Blow Down the House of Leaves
I gotta give House of Five Leaves the credit it deserves: It’s trying. It’s fighting the good fight. It really want to do something different. I love that it’s about adults rather than school-aged brats. I love that it’s skewing towards a contemplative tone. I love the artistic choices made as far as the character designs go.
House of Five Leaves has all the pieces to form a great anime series. The problem is that none of these pieces come together to form an interesting whole.
It’s easily the best-looking series of the season. Better than Angel Beats’ ultra-clean-and-shiny aesthetic. Better than Heroman’s well-animated action scenes. Better than Arakawa’s camera angle shenanigans. The character designs are striking and stand out from the crowd. They’re deliberately “ugly” in the sense that there’s little attempt to make everyone attractive in the traditional anime sense of the word. Someone that feels all anime should look a certain way will be turned off by the designs, but said people, quite frankly, are poor judges of aesthetics if they find anything that strays from that artistic formula to be unattractive.
The anime’s look lends itself well to the overall tone the series seems to be conveying. The characters introduced so far seem to be people who are lost in the shuffle of “contemporary” feudal-era Japanese society. The main guy is a ronin cast off by his master for being an underachiever. He has the talent, but he’s mentally incapable of reaching even acceptable standards of competence. The rest of the characters appear to be involved in a Robin Hood-esque band of “noble” thieves who commit crimes with socially conscious motives.
We’re looking at the so-called “dregs’ of society here. These guys are criminals and outcasts that even other criminals and outcasts would likely mock. How in the hell can a ronin make a living in the world if he’s afraid to draw his sword when said sword is the very reason why he exists in this world? And what self-serving outlaw goes about robbing people for reasons other than making a buck and getting by in life? These guys are rejects amongst rejects, and Five Leaves’ aesthetic choices match that outlook well.
Unfortunately, it’s that very outlook that becomes Five Leaves’ primary flaw. The series has an interesting premise: down-on-his-luck samurai gets wrapped up in the actions of criminals. While I don’t expect this premise to turn into a straight-up action series, I also don’t expect said premise to turn into a showcase for low-key, uninteresting conversation pieces.
The problem is that Five Leaves, judging by the first episode, doesn’t really have anything to say. We get a sob story from the main samurai about needing money for his family back home. We get hints from the head of the criminal group as to their somewhat altruistic motives. The samurai admires the criminals intentions, the criminal brushes off the samurai’s naive, typical backstory. And all of this is presented as the “climax” of the episode, as if this is some sort of profound revelation of characters’ emotions.

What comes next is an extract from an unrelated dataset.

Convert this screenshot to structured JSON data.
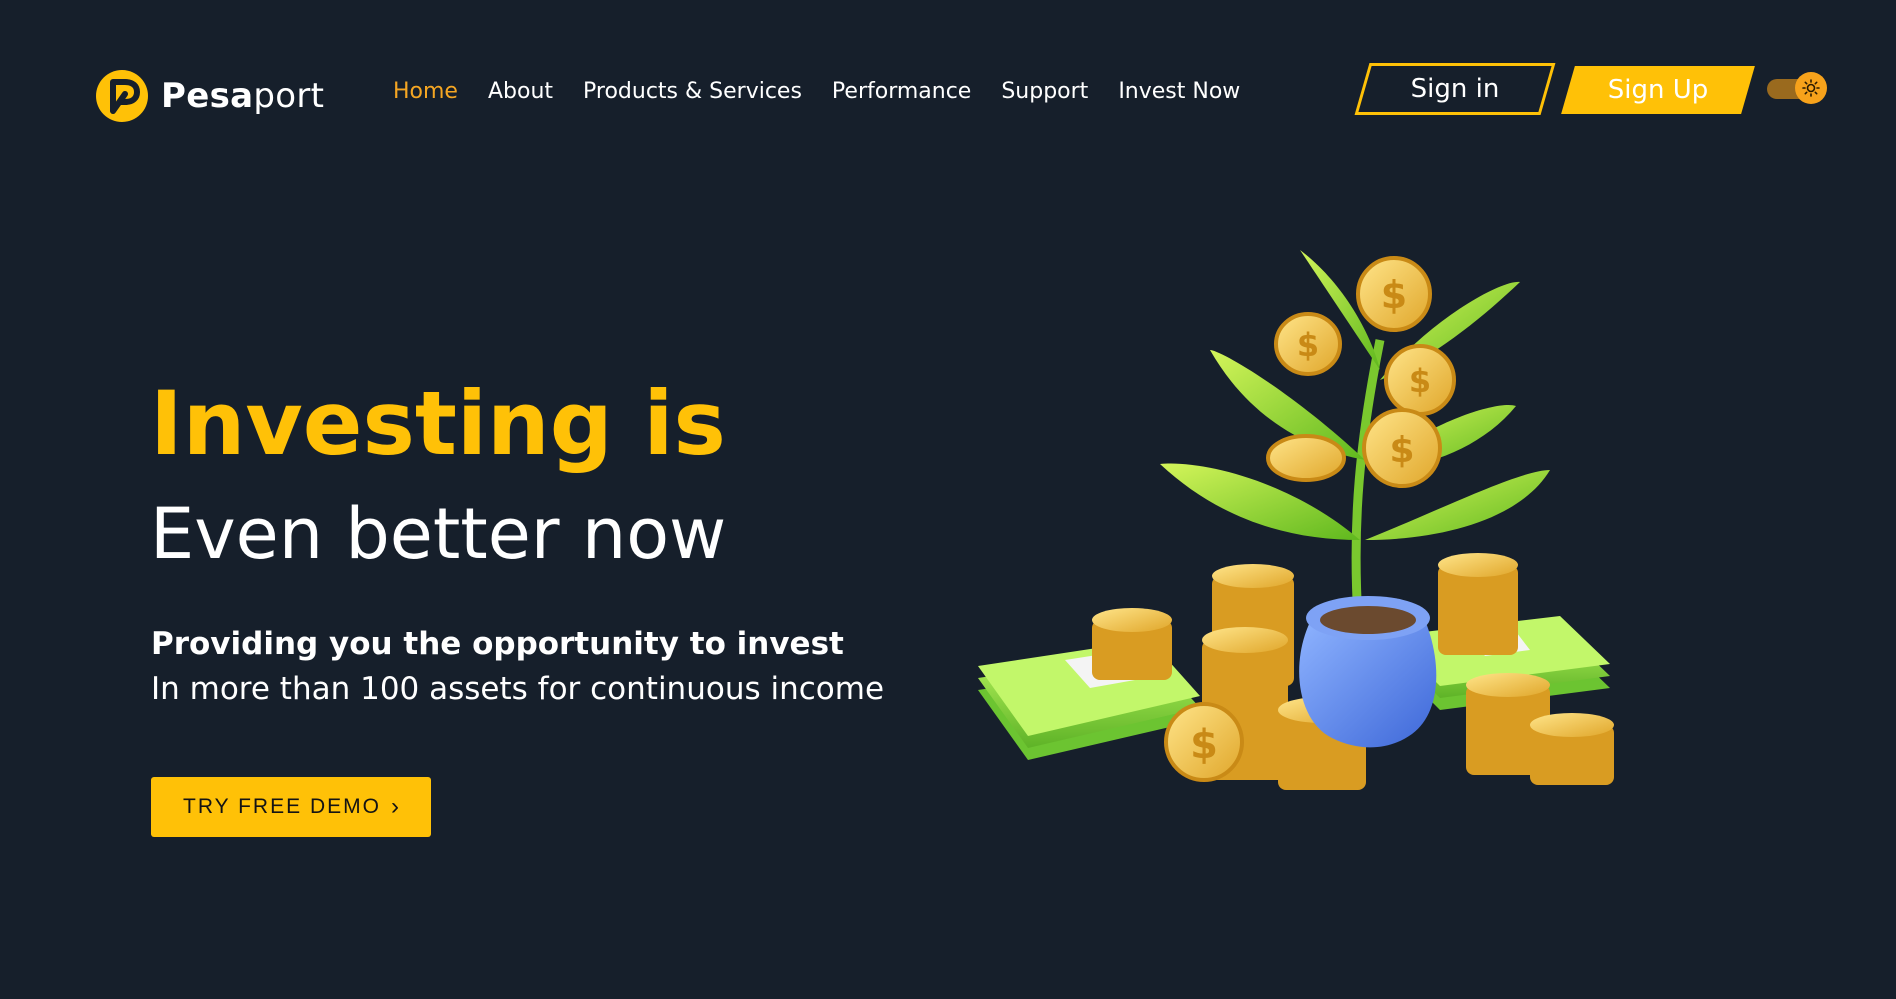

It’s all a bunch of nothing. The dialogue is fairly unremarkable and doesn’t present this typical exchange of words in an interesting manner. It’s the epitome of the “it’s just a bunch of talking heads” complaint that many people like to levy. There’s nothing wrong with “talking heads” so long as there’s some tension amongst the speakers, something insightful or clever is being said, or some interesting visual trick is being used to enhance the scene. Five Leaves’ dialogue scenes have none of this.
This would be excusable if the rest of the anime has some sort of payoff. That brings us to the action scene. I get that the series seems to want to downplay the action and make it come off as “realistic,” the problem is that there’s a difference between an action scene that’s filmed in a realistic manner and an action scene that just plain sucks. The sword fight in Five Leaves is filmed far too “close” to the action for anything to make much sense. It’s the same criticism that many people (myself included) level against the fight scenes in, say, The Bourne Supremacy/Ultimatum. When the “camera” is too close to the action, it’s hard to get a sense of “place.” Where is the samurai in comparison to the guys he’s attacking? What, exactly, is he doing other than swinging a sword? Visually, the action scene didn’t make much sense until the samurai proclaimed that he only gave them minor wounds. If he didn’t say that, and if I didn’t see the guys still standing and running after the fact, I’d have had no idea what happened in the action scene. As far as I could tell, the dude was slicing people in half. I had to assume that because the action scene was so poorly framed due to fixating so close on the assailant. Close-up shots do not make an action scene feel more “realistic” and mundane. It just makes them incomprehensible. Yeah, for the people involved in the fight it might appear to be a jumbled series of images, since they’re right there in the mix, but we as the viewers are not the combatants. We need to see the fight from a reasonable distance in order to comprehend the action, and this seems to be something that directors and audiences alike don’t grasp.
The dialogue is unremarkable. The action scenes suck. All we’re left with is various puzzle pieces that sound great on paper but sound horrible when brought together. I won’t give up on Five Leaves just yet, since I really want it to succeed, but based on this first episode my hopes have fallen dramatically.